This course offers committed students the opportunity to focus on International Health issues through exciting lectures and an eight-week field visit in India, Tanzania or Uganda.
It is also possible to take only the 6 weeks theoretical part, and then the course code is “GLOBALTHEORY”.
The course begins with a series of lectures over six weeks, where students get an introduction to Global Health. Topics presented are public health, major global diseases, ethical issues and topics such as the interaction between health, politics and poverty.
The students also get an introduction into medical examination techniques, so they are equipped to deal with patients during the field stay.
More about the topics of the course and form of assessment here.
After the theoretical part in Bergen the students visit the field at one of the partner institutions, in India, Tanzania or Uganda. This part of the course consists of observations and practical training either in hospitals or clinics. Other activities may be visits to village centers, mobile clinics and mother-child clinics. During weekends the students have time off, and often have excursions to other places.
More on fieldwork and student experiences.
Who can participate in the Global Health course? How and when do you apply?
Global health course (full term autumn): Information on admission requirements, application form, deadlines and contact persons.
Global theory course (6 weeks): Information on admission requirements, application form, deadlines and contact persons.
Education awards to Global Health
The course was in 2011 given the Faculty’s education award for the way it highlights the importance of the global aspects of medicine.
In December 2011 the course was also awarded
The University award; Ugleprisen (“The Owl Award”) 2011 for high academic quality.

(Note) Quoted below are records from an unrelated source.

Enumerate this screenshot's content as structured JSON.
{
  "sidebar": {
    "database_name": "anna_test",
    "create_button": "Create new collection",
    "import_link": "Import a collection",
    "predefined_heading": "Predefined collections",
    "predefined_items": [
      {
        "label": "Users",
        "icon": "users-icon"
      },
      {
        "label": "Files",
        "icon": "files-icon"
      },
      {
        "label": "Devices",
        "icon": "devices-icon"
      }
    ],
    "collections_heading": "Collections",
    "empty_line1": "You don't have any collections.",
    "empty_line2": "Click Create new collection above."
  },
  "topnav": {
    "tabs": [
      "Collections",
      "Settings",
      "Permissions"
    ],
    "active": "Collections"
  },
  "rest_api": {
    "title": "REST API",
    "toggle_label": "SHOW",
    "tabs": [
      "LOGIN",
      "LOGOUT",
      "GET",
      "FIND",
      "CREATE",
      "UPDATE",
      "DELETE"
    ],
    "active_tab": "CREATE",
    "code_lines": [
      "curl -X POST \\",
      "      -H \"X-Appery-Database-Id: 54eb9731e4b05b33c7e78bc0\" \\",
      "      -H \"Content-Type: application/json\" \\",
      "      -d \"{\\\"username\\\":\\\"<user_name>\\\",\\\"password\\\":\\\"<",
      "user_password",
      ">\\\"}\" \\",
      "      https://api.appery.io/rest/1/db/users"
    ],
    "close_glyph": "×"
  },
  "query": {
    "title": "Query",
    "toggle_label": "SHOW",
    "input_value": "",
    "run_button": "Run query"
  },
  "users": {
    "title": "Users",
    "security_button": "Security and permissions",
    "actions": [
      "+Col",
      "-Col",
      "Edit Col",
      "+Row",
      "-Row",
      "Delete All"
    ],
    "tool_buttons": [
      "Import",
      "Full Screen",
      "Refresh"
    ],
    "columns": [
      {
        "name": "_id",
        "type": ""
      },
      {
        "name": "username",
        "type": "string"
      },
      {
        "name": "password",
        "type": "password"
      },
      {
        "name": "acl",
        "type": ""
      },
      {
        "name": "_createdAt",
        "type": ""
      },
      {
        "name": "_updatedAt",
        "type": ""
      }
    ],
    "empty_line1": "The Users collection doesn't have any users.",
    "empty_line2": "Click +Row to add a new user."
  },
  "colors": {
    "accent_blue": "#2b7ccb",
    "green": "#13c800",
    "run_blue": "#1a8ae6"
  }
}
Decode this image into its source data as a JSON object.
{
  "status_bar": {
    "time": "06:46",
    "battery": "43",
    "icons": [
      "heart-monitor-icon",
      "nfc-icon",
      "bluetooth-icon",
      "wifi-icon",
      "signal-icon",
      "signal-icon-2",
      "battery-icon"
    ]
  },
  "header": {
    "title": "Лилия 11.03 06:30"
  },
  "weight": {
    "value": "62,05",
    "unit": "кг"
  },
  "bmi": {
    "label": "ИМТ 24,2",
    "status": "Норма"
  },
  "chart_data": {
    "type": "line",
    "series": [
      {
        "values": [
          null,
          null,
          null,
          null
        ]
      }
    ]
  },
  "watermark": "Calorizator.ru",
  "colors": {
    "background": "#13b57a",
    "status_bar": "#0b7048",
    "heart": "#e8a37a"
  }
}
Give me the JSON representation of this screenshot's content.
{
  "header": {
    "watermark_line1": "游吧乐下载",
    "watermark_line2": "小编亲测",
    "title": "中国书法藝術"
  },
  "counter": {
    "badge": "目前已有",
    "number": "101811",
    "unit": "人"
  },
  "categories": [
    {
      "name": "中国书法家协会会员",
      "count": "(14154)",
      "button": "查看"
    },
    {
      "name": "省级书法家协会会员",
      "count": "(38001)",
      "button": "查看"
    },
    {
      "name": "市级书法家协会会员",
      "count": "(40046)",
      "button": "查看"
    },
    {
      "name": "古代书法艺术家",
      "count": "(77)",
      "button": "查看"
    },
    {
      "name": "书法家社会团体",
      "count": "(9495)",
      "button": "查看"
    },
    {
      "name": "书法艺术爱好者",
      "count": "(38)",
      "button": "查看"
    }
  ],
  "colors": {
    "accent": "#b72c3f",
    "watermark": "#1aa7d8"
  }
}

"The hospital is very different compared to Norwegian hospitals. In our stay we experienced many challenges and problems, but also very positive stories and events. Be prepared for a completely different world."
- Student, field visit in Tanzania, 2010